Before we can move toward a productive conversation about singles and their place in the community, I need to clear the ground from some of the many and often contradictory myths that currently prevail regarding singles. The very act of generalizing-of making statements that are relevant to "all singles" or "everyone"-does violence to the individual and his or her experience. Individuals come in different shapes and sizes; physically, emotionally, intellectually-and they relate differently to this period in their lives. We simply can't make any general assumptions about people.
I have chosen five common myths that I want to break systematically, though there are many more. I begin with the sexual realm because I think that it is the proverbial elephant in the room, which often hovers in people's consciousnesses but is not mentioned in polite conversation. Since halakha does not permit pre-marital sex or any physical contact with the opposite sex ("negiah"), singles either are not sexually active, or their sexual activity is illegitimate. Therefore, they are either grappling with sexual denial or repression, or they are violating the halakha.
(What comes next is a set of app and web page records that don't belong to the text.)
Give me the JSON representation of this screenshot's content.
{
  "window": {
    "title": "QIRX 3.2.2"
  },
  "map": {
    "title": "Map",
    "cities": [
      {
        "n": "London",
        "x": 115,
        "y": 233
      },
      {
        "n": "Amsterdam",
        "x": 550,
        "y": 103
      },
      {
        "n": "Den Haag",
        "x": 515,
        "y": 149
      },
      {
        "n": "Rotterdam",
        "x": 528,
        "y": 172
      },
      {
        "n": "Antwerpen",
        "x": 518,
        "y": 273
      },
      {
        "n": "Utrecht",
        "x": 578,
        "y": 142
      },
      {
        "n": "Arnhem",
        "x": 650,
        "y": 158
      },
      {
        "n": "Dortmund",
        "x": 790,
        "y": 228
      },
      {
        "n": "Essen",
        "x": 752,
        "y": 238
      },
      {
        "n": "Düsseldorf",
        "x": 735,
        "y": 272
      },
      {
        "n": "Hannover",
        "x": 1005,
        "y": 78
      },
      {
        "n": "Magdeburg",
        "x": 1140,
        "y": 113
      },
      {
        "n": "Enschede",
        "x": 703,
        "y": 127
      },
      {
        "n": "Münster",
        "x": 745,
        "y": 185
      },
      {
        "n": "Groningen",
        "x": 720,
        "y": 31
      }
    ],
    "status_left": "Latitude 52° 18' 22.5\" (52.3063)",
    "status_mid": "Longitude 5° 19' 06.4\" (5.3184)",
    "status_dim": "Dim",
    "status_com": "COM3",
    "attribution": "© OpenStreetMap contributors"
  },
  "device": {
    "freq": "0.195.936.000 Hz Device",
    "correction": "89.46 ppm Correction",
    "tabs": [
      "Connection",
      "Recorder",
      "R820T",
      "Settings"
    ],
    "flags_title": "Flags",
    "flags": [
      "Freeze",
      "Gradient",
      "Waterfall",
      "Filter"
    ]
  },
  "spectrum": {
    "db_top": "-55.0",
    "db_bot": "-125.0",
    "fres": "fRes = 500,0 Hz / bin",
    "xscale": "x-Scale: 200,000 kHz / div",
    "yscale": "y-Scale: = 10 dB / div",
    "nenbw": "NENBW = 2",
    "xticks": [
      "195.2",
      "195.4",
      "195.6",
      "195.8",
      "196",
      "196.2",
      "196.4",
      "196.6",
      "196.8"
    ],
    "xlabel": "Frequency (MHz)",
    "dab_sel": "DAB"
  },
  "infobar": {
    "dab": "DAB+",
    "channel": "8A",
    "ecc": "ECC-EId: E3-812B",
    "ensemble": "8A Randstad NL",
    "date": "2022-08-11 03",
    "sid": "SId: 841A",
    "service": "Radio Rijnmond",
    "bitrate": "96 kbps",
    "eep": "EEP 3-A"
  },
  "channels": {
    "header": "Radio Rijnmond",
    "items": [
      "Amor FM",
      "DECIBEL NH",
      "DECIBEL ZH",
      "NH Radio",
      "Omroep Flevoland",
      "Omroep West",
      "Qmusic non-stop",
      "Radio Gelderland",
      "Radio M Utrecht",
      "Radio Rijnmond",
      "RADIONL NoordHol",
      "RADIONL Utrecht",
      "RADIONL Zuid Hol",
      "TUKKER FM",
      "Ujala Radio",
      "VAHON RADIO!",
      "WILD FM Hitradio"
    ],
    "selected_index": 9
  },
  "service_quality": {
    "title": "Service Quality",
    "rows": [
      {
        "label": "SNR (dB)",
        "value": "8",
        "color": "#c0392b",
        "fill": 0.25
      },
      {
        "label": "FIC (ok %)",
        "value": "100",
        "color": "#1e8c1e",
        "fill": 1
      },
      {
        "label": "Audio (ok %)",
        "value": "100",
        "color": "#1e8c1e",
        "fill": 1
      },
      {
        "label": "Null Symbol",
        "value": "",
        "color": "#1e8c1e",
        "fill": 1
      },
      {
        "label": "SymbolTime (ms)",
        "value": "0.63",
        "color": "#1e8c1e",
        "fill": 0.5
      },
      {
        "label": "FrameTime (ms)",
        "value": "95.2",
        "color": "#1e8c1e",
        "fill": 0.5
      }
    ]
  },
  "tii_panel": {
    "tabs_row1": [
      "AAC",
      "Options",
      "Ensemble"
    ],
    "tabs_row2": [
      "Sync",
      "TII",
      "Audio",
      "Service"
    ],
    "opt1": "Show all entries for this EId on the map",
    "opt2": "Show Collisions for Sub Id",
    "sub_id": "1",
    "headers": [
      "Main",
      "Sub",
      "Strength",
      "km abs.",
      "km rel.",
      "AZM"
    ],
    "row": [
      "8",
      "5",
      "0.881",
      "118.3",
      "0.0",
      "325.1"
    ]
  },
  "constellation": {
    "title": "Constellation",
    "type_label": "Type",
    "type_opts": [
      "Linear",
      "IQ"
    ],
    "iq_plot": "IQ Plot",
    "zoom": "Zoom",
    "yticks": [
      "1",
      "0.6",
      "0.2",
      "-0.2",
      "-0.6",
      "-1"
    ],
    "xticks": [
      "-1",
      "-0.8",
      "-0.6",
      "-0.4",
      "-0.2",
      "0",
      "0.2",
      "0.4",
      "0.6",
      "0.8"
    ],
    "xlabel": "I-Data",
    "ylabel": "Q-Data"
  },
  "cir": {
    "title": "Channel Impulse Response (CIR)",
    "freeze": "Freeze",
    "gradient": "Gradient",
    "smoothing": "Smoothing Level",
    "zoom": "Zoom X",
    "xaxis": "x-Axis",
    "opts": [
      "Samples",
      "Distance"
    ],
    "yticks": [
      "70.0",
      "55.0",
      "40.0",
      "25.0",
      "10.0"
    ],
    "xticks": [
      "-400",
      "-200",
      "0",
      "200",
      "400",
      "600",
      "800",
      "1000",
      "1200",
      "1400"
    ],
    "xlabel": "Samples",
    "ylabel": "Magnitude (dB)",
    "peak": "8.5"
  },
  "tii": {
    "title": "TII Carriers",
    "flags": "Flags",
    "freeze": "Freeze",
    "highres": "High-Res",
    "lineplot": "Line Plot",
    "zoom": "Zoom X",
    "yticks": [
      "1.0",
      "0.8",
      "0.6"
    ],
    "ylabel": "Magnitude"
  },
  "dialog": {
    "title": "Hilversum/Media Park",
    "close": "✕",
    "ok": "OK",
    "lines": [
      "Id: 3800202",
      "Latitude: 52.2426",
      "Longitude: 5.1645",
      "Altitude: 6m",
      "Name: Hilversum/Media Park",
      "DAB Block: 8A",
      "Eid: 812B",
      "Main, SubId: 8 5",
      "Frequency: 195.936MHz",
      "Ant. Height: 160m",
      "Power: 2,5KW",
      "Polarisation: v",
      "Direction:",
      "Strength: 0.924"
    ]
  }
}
Either way, their situation is one that the wider community cannot easily identify with. The prevalence of assumptions and dearth of real information about people's sexual beliefs and practices-the confusion between myth and fact-may contribute to suspicion mixed with awkwardness in interactions between singles and members of the wider community. In this vein the myths can be especially damaging.
Myth #1: Everyone is "shomer negiah" /No one is "shomer negiah."
These myths, though they contradict each other, are both quite prevalent within the Orthodox community. Each comes from a totalizing perspective that seeks to reduce all singles to the same experience so that we don't need to give the matter further thought. If all singles are shomer negiah, then the system works-everything is fine, there is no conflict to be reckoned with, and we need not concern ourselves with the personal toll that this halakhic observance may be having upon the individual. On the other hand, if no singles are shomer negiah, then there is also no conflict-singles simply don't care about the halakha and thus they aren't part of the community. Each of these totalizing perspectives is detrimental and each ignores the uniqueness of the individual and the fact that people are different and that they cope with singlehood in different ways.
Although sex and sexuality are universal phenomena, they are experienced differently by different individuals and even by the same individual in different stages of life. For some, sexuality is a major challenge during the single years. For others, sexuality is a non-issue, or a minor issue. Some observe negiah with ease, others with difficulty, others not at all. Some are shomer negiah in some relationships and not in others or with some people and not with others. For others, the status changes . . . [MORE]